External beam radiation therapy is recommended for dogs with nonresectable, incompletely excised, or metastatic thyroid carcinomas.   Median survival times of two years or more have been reported.  Where available, radioiodine treatment can be considered.  It has reported median survival times of thirty months.  Radioiodine therapy has the advantage of being able to target tumor tissue regardless of the tumor location such as ectopic thyroid tumors and metastatic lesions.  Radioiodine therapy also has the advantage of being able to do sequential treatments in dogs that develop tumor recurrence.  This cannot be done with external beam radiation therapy due to risk of adverse effects.  Potential adverse effects of radioiodine therapy include hypothyroidism and life-threatening myelosuppression.  Radioiodine therapy requires hospitalization post treatment until radiation exposure rates are sufficiently low.  Another limitation is that it can only be performed at a facility that is equipped with handling radioactive iodine contaminated waste products from treated dogs.  Combined surgery and radioiodine therapy has a reported MST of thirty-four months.

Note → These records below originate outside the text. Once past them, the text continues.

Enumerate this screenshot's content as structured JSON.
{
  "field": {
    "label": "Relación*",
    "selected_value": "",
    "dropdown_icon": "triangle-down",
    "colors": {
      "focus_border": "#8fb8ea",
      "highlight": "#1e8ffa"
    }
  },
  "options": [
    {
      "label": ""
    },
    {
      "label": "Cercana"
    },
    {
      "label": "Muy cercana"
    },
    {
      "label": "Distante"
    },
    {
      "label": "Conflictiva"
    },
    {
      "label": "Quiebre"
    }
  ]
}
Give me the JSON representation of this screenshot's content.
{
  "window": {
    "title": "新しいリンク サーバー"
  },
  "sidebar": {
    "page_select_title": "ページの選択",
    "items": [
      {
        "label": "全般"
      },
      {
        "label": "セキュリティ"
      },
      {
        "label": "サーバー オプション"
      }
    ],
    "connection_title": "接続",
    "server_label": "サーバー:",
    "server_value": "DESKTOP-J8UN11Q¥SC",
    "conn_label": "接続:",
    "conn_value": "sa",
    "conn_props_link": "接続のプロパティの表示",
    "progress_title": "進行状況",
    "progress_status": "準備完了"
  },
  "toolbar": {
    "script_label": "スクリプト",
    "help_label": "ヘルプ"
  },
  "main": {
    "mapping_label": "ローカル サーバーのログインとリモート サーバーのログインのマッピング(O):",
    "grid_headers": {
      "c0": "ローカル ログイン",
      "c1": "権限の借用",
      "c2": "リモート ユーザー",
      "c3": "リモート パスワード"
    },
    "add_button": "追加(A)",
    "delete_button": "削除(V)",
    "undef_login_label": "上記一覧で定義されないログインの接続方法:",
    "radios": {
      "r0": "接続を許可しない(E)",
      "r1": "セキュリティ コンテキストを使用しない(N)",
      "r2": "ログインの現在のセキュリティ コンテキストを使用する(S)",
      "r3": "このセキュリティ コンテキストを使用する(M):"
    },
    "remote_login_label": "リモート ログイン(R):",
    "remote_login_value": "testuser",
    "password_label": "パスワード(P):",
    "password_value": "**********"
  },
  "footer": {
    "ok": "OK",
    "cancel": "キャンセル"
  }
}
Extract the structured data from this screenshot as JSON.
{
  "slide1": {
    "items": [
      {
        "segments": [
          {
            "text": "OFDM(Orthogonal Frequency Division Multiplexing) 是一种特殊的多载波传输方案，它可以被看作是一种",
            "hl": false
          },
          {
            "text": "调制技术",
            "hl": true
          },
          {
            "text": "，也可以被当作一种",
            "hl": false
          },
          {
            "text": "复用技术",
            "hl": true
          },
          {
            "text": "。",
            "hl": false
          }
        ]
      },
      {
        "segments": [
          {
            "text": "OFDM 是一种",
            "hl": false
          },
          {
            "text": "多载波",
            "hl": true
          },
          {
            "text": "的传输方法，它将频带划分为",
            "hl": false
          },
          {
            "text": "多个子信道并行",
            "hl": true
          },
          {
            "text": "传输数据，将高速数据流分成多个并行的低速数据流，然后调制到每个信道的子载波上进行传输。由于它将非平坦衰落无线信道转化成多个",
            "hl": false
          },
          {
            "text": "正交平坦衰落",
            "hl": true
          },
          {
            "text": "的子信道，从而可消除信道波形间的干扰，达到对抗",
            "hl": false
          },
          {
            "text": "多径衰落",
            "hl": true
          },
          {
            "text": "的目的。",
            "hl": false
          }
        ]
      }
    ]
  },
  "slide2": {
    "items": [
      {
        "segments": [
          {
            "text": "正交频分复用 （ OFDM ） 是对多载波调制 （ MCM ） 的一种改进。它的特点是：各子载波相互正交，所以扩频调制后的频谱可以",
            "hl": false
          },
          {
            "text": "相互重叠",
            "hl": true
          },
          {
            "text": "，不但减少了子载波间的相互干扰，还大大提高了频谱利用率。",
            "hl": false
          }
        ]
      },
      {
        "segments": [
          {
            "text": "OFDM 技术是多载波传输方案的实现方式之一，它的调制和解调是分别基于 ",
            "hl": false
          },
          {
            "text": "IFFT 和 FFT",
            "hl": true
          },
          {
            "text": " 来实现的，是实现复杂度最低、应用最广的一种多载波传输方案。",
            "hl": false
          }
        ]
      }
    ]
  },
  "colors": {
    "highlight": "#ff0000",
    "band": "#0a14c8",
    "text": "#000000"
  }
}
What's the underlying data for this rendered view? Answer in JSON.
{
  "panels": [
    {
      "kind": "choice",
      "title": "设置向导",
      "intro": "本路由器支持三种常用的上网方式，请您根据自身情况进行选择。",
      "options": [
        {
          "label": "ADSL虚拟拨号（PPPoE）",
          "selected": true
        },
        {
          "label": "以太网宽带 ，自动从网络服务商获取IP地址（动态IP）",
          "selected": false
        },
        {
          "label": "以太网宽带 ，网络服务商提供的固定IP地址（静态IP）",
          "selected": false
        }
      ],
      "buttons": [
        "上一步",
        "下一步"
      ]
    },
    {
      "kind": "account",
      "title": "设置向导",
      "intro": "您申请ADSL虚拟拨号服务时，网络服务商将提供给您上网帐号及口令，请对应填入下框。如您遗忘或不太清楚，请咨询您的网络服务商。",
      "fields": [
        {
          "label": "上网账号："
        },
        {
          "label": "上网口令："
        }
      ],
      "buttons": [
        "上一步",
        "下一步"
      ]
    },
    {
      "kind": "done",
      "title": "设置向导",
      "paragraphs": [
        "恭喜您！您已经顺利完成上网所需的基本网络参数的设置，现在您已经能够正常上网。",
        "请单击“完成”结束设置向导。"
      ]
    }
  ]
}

When a dog has a palpable cervical mass, thyroid carcinoma should be at the top of your differential list.  Early diagnosis can lead to a better outcome, however, good treatment options are available for dogs with nonresectable tumors and metastasis.  Ultrasound examination will confirm thyroid origin, aid with the diagnosis, and help with surgical and other treatment planning.


  1. Berg R. “Thyroid and parathyroid glands”. Proceedings of the 2017 International Veterinary Ultrasound Society Conference, Amsterdam, the Netherlands,  October 2017.
  2. Turrel JM, McEntee MC, Burke BP, Page RL. Sodium iodide I 131 treatment of dogs with nonresectable thyroid tumors: 39 cases (1990-2003).  JAVMA 2006;229:542-548.
  3. Wisner ER, Mattoon JS et al. Neck. In:  Nyland TG, Matoon JS.  Small animal diagnostic ultrasound, 2nded. Philadelphia:  W. B. Saunders Co, 2002:290-292.
  4. Wucherer KL, Wilke V. Thyroid cancer in dogs: an update based on 638 cases (1995-2005).  J Am Anim Hosp Assoc 2010;46:249-254.
  5. Zwingenberger A and Winser ER. Neck. In:  Penninck D, d’Anjou, MA.  Atlas of small animal ultrasonography.  1st ed.  Iowa:  Blackwell Publishing, 2008:109-113.